On evaluating the four alternatives listed above, it could be seen that, the first two alternatives, will require additional funds from the government, which will be near impossible under the precarious financial position of the State.The third alternatives is a hard political decision, jeopardising the income and benefits of over 34,000 families, they enjoyed till the other day. Borrowing from the funding agencies/banks will be costly option. The pros and cons of the fourth alternative are discussed as follows;
i. The private sector will bring in resources, expertise and efficiency and the result will be increased customer satisfaction.
ii. The much needed capital is also brought in by the Private sector so that expansion programmes and other capital investments could be undertaken in a phased manner.
iii. The conversion of buses into CNG driven and also hiring out space for setting up CNG filling stations to private sector will popularise the use of CNG in heavy vehicles and this will reduce pollution and subsequent health issues, through out the State.
iv. The passengers will be offered every facility from good toilets to good hotels, shops in the multiplexes and the performance based management system ensures that such facilities are maintained well.
Coming to the problems that may be confronted, is the strong opposition from trade unions against involvement of private agencies in the above sectors. There will be opposition against leasing out space for setting up CNG stations, outsourcing the booking operations etc. But all these oppositions could be over come when better pay and perks are offered to the employees, when the income start coming from the schemes mentioned.
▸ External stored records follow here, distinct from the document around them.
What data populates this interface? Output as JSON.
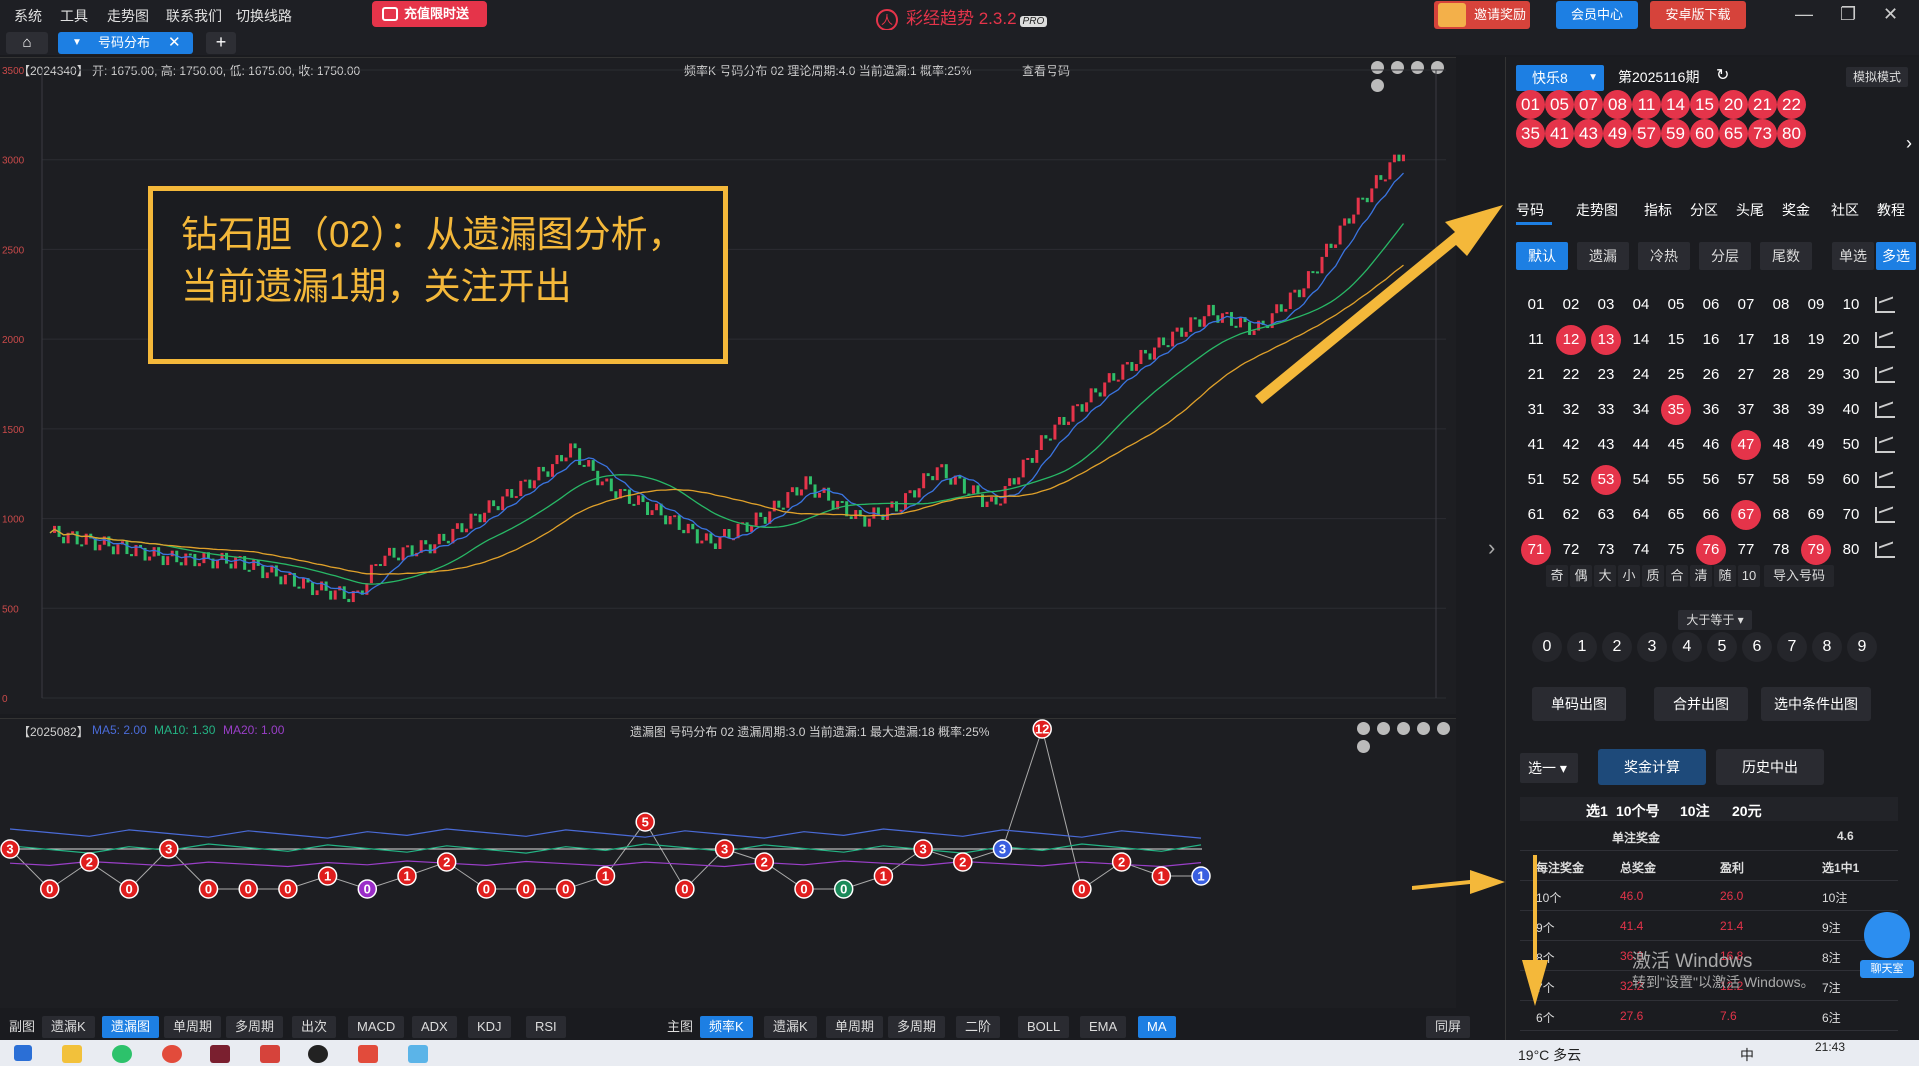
{
  "menu": [
    "系统",
    "工具",
    "走势图",
    "联系我们",
    "切换线路"
  ],
  "recharge_label": "充值限时送",
  "app_title": "彩经趋势 2.3.2",
  "app_badge": "PRO",
  "invite_label": "邀请奖励",
  "member_label": "会员中心",
  "android_label": "安卓版下载",
  "tab_label": "号码分布",
  "main_chart": {
    "info_left": "【2024340】 开: 1675.00, 高: 1750.00, 低: 1675.00, 收: 1750.00",
    "info_center": "频率K  号码分布  02    理论周期:4.0  当前遗漏:1   概率:25%",
    "view_numbers": "查看号码",
    "y_ticks": [
      "3500",
      "3000",
      "2500",
      "2000",
      "1500",
      "1000",
      "500",
      "0"
    ]
  },
  "annotation": {
    "line1": "钻石胆（02）：从遗漏图分析，",
    "line2": "当前遗漏1期，关注开出"
  },
  "sub_chart": {
    "info_left": "【2025082】",
    "ma_labels": [
      "MA5: 2.00",
      "MA10: 1.30",
      "MA20: 1.00"
    ],
    "info_center": "遗漏图  号码分布  02    遗漏周期:3.0  当前遗漏:1   最大遗漏:18   概率:25%",
    "markers": [
      3,
      0,
      2,
      0,
      3,
      0,
      0,
      0,
      1,
      0,
      1,
      2,
      0,
      0,
      0,
      1,
      5,
      0,
      3,
      2,
      0,
      0,
      1,
      3,
      2,
      3,
      12,
      0,
      2,
      1,
      1
    ]
  },
  "bottom_bar": {
    "left_label": "副图",
    "left_buttons": [
      "遗漏K",
      "遗漏图",
      "单周期",
      "多周期",
      "出次",
      "MACD",
      "ADX",
      "KDJ",
      "RSI"
    ],
    "main_label": "主图",
    "main_buttons": [
      "频率K",
      "遗漏K",
      "单周期",
      "多周期",
      "二阶",
      "BOLL",
      "EMA",
      "MA"
    ],
    "sync_label": "同屏"
  },
  "right_panel": {
    "game": "快乐8",
    "issue": "第2025116期",
    "sim_mode": "模拟模式",
    "draw_row1": [
      "01",
      "05",
      "07",
      "08",
      "11",
      "14",
      "15",
      "20",
      "21",
      "22"
    ],
    "draw_row2": [
      "35",
      "41",
      "43",
      "49",
      "57",
      "59",
      "60",
      "65",
      "73",
      "80"
    ],
    "main_tabs": [
      "号码",
      "走势图",
      "指标",
      "分区",
      "头尾",
      "奖金",
      "社区",
      "教程"
    ],
    "sub_tabs": [
      "默认",
      "遗漏",
      "冷热",
      "分层",
      "尾数"
    ],
    "single_label": "单选",
    "multi_label": "多选",
    "selected_numbers": [
      "12",
      "13",
      "35",
      "47",
      "53",
      "67",
      "71",
      "76",
      "79"
    ],
    "filters": [
      "奇",
      "偶",
      "大",
      "小",
      "质",
      "合",
      "清",
      "随",
      "10",
      "导入号码"
    ],
    "gte_label": "大于等于",
    "digits": [
      "0",
      "1",
      "2",
      "3",
      "4",
      "5",
      "6",
      "7",
      "8",
      "9"
    ],
    "out_buttons": [
      "单码出图",
      "合并出图",
      "选中条件出图"
    ],
    "pick_label": "选一",
    "calc_label": "奖金计算",
    "history_label": "历史中出",
    "summary": [
      "选1",
      "10个号",
      "10注",
      "20元"
    ],
    "single_prize_label": "单注奖金",
    "single_prize_value": "4.6",
    "table_headers": [
      "每注奖金",
      "总奖金",
      "盈利",
      "选1中1"
    ],
    "table_rows": [
      [
        "10个",
        "46.0",
        "26.0",
        "10注"
      ],
      [
        "9个",
        "41.4",
        "21.4",
        "9注"
      ],
      [
        "8个",
        "36.8",
        "16.8",
        "8注"
      ],
      [
        "7个",
        "32.2",
        "12.2",
        "7注"
      ],
      [
        "6个",
        "27.6",
        "7.6",
        "6注"
      ]
    ],
    "chat_label": "聊天室",
    "watermark1": "激活 Windows",
    "watermark2": "转到\"设置\"以激活 Windows。"
  },
  "taskbar": {
    "weather": "19°C  多云",
    "ime": "中",
    "time": "21:43"
  },
  "colors": {
    "accent": "#1d7fe3",
    "ball": "#e5344a",
    "annotation": "#f4b83a"
  }
}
a. Instead of undertaking the above activities by the mammoth Corporation directly, it will be ideal to create a SPV as a subsidiary company, with 74% equity from the KSRTC, with professionals at the top to manage the private partners and for better accountability. The involvement of employees can be ensured through issuing one share each to every employee for the remaining 26% so that their representative is also included in the Board of new SPV.
b. Negotiations with the employees is a pre-requisite, as a confidence building measure and also part of transparency of the arrangements with private sector.
Monitoring & Evaluation:
a. Monitoring and evaluation shall be done on the basis of Key Performance Indicators, which shall be part of the concessionaire agreement, for the respective services offered.
b. This shall be done at two levels, one at the Bus depot level (treated as a profit centre) and another at the State level by Committee headed by the Hon.Transport Minister.
The financial problems of KSRTC cannot be solved over night. The ever increasing accumulated losses donot allow the Corporation to grow and provide efficient services to its customers, but always depending on the government for any capital investment. The resource crunch prevents the government from taking up the huge recurring commitment in terms of the pensionary benefits of over 34000 persons. The customer services are hit because of all these issues and the major policy change to bring in private sector will provide with resources and efficiency. This will generate substantial income and in 10 years, the accumulated losses could be wiped off, provide better pay and perks to the existing employees and to a certain extent to the pensioners through contributory pension scheme.The substantial cash inflow expected will help the Corporation to come out of the present financial situation, provide adequate fund for new investments and ultimately benefit the customers through better service. The decision to be taken by the Ministry at this stage is to permit the corporation to go in for PPP model of operations in the above mentioned areas for which discussions with the Unions have to be started immediately.